|Description||Euspira lewisii, moon snail fossil dating from between 1.5 million years ago to .75 million years ago commonly found at low tide in littoral (sandy and muddy bottom) or sub-littoral (open bay, muddy marine) zones. Fossil specimen is snail-shaped, with distinct swirls visible at top of shell. Shell is mostly white, with contrasting patches of varying shades of beige and darker gray sediment. Underside surface is mostly white, with grayish beige colored sediment exposed.|
|Object Name||Shell, Animal|
|Collection||3D - Paleontology|
|Title||Euspira lewisii, Moon Snail Fossil, 1.5 - .75 Ma|
|Date||1.5 - .75 Ma|
|Class||Gastropoda (Snails, limpets)|
|Family||Naticidae (Moon snails)|
|Provenance||Fossils taken from Merced Formation collected at Westborough Boulevard at Highway 280 in the late 1970s or early 1980s. (See Yancey 1978, Fig. 2: Artifacts taken from E Stratified Section/D-5929). Most specimens (especially clams) in this collection are not extinct and can still be found in the Bay Area.|
Retired Geologist Ken Lajoie identified on 4/24/2014.
A moon snail feeds upon other snails and bivalves. They wrap their large foot around their prey, making it impossible for its victim to breathe. Moon snails can also drill holes in prey. They soften the shells of clams by secreting acid, and then they drill a hole through the clam using a mouth part called a radula. Once the hole is drilled, they scrape out and eat the clam meat, leaving the rest of the shell intact.

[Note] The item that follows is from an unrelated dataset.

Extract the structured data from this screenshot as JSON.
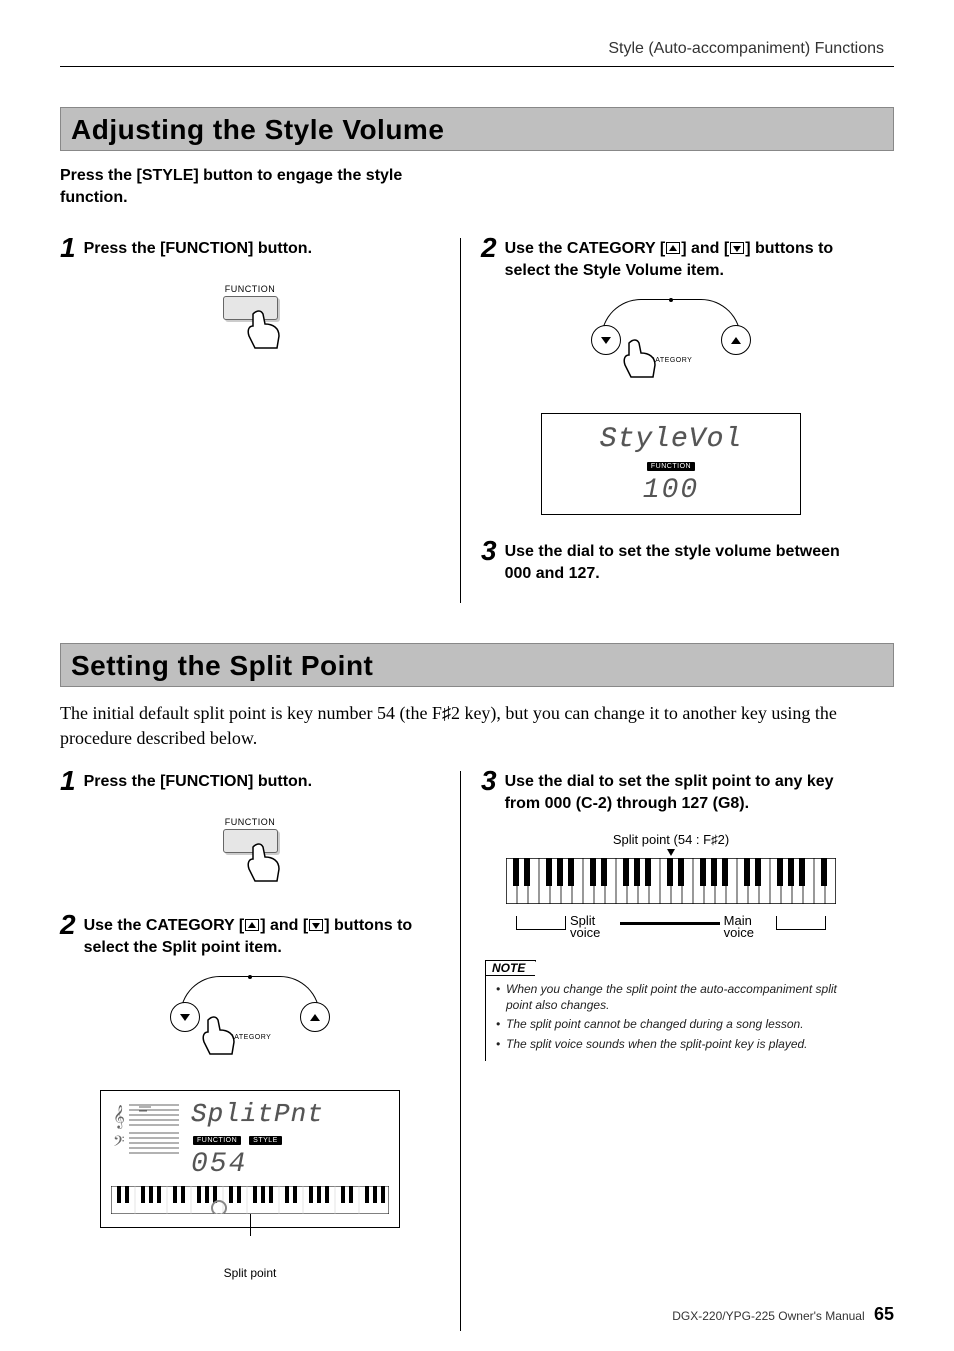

|Dimensions||H-1.5 W-2 D-1.75 inches|
South San Francisco